Among 128 patients randomized to carboplatin/paclitaxel, there were 64 (50%) PET responders, 49 (38%) PET non-responders, 13 (10%) were off-study, and the data were missing for 2 (2%). The overall pCR rate for the carboplatin/paclitaxel cohort was 14.4% (95% CI, 0.08-0.23). The pCR among PET responders was 12.5% (7/56). The pCR among patients who switched to mFOLFOX-6 during the chemoradiotherapy phase was 17% (7/41).
Across the entire study population, the pCR rate among all PET non-responders was 18% (14/78; 95% CI, 0.10-0.28). “So the efficacy criteria of changing chemotherapy based on PET response was met for the improvement in pCR,” said Goodman.
The pCR rate among all PET responders across both study arms was 26% (31/120; 95% CI, 0.18-0.35). Among all patients in the entire study, the pCR rate was 22.7% (45/198; 95% CI, 0.17-0.29).
Responding to a question on the potential for improved survival in patients who changed chemotherapy regimens, Goodman said, “We have survival data that is maturing and we’ll be reporting that in the future; however, we do know from prior studies that pCR rates do correlate with survival outcomes…We will be reporting disease-free survival, which was one of the secondary endpoints, probably within the next 6 months to a year.”

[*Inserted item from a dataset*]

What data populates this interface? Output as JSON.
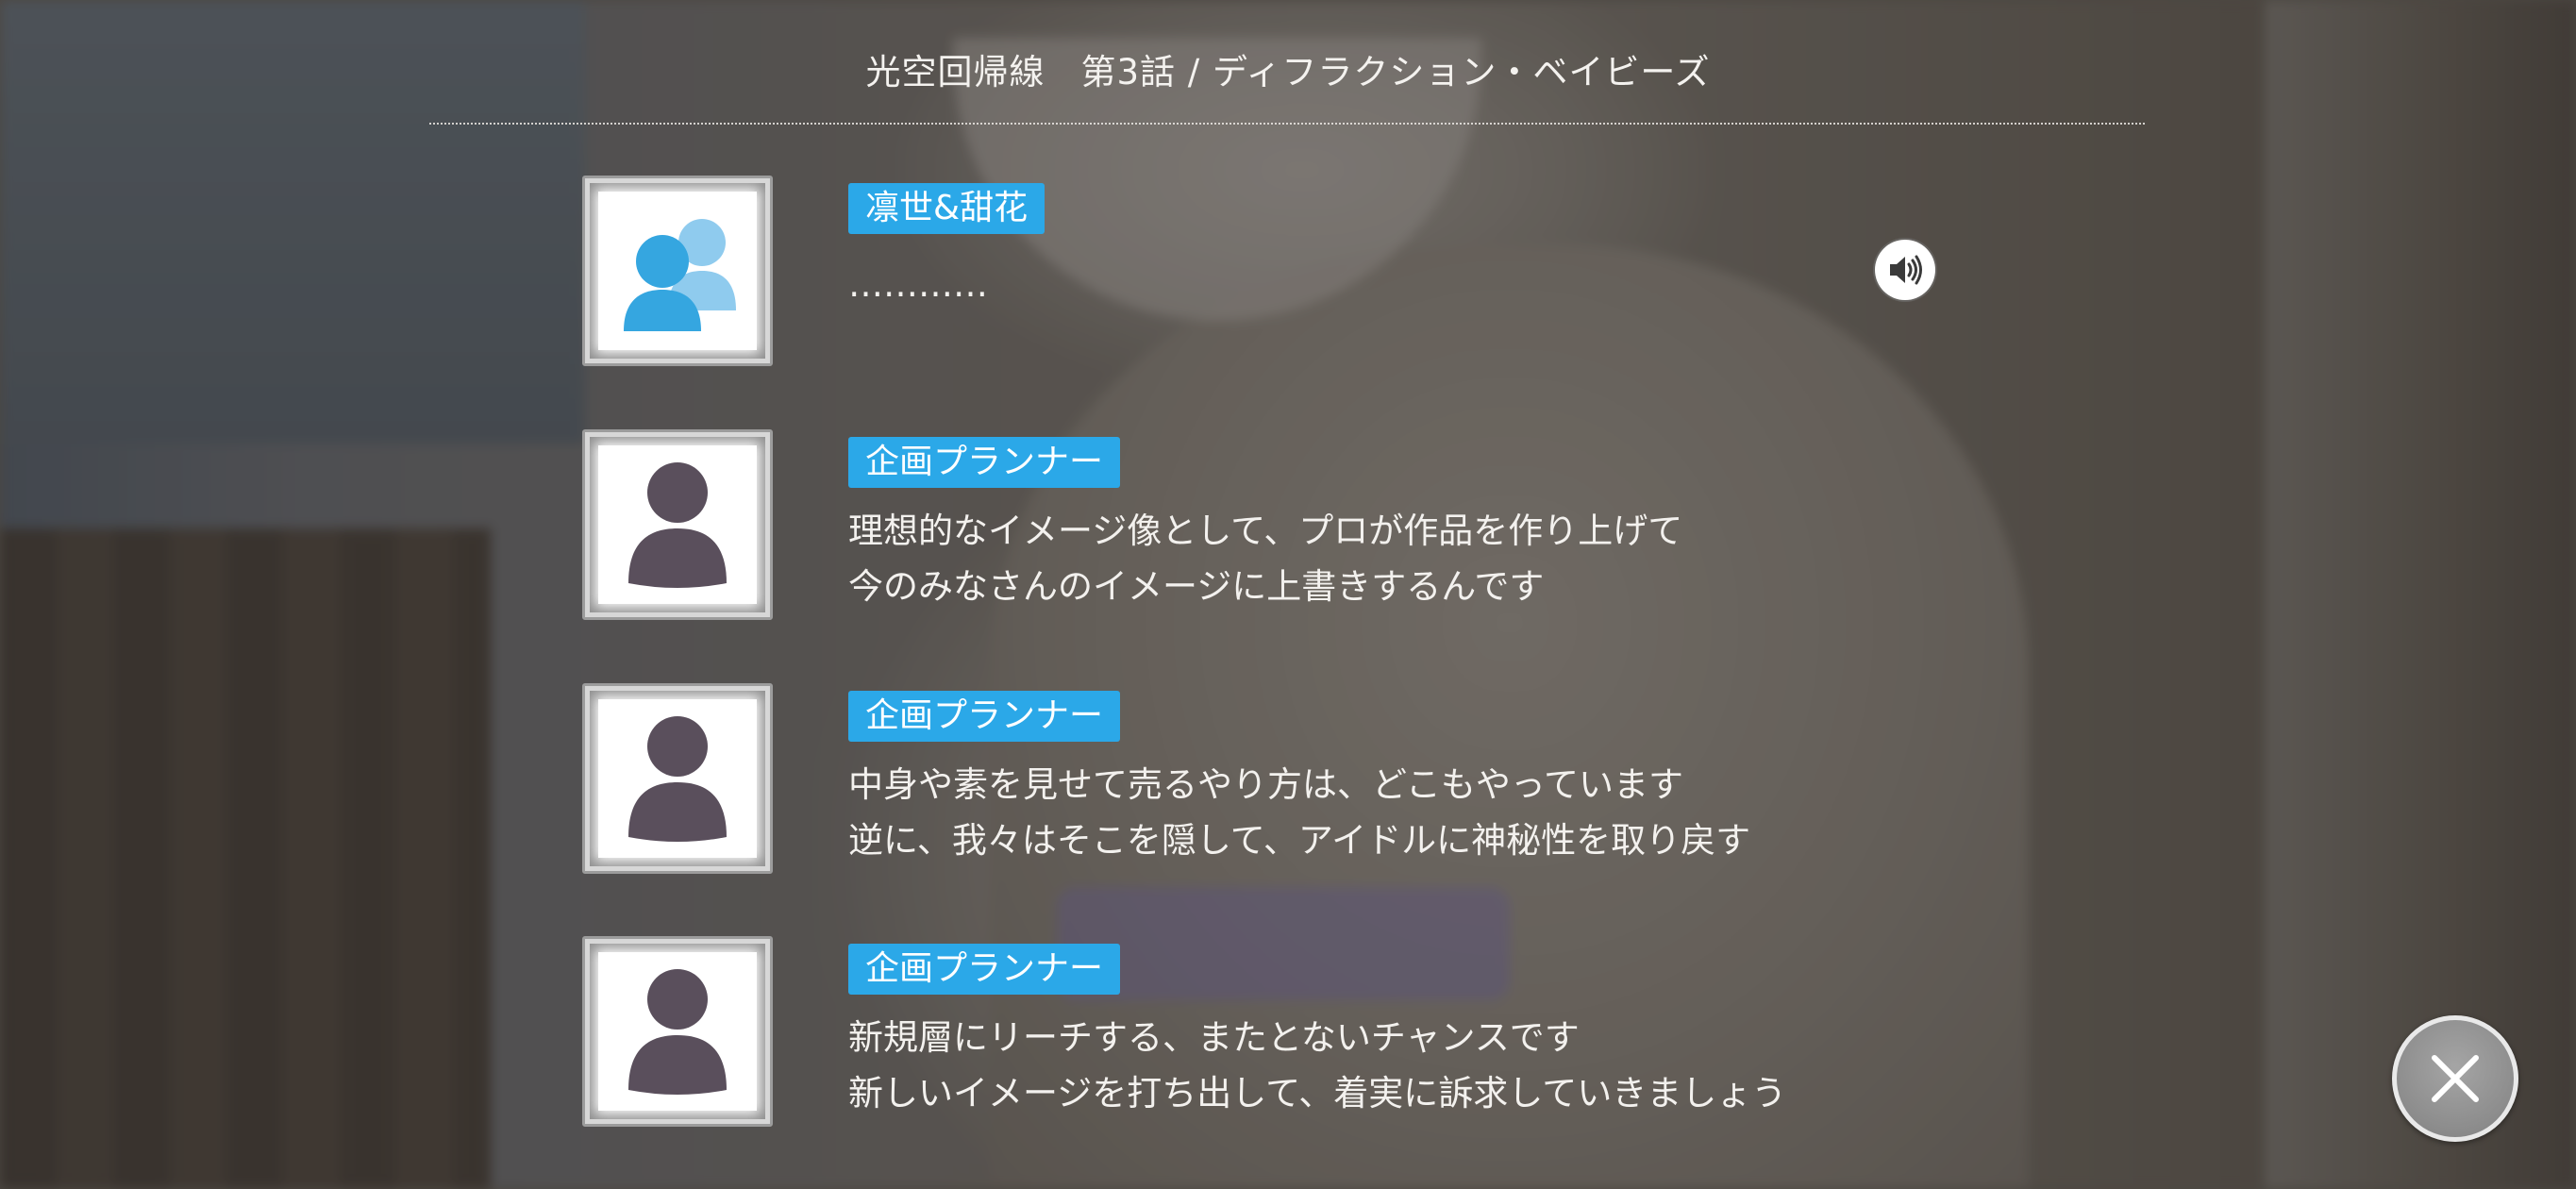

Goodman KA, Niedzwiecki D, Hall N, et al. Initial results of CALGB 80803 (Alliance): a randomized phase II trial of PET scan-directed combined modality therapy for esophageal cancer. Presented at: 2017 Gastrointestinal Cancers Symposium; January 19-21, 2017; San Francisco, California; Abstract 1.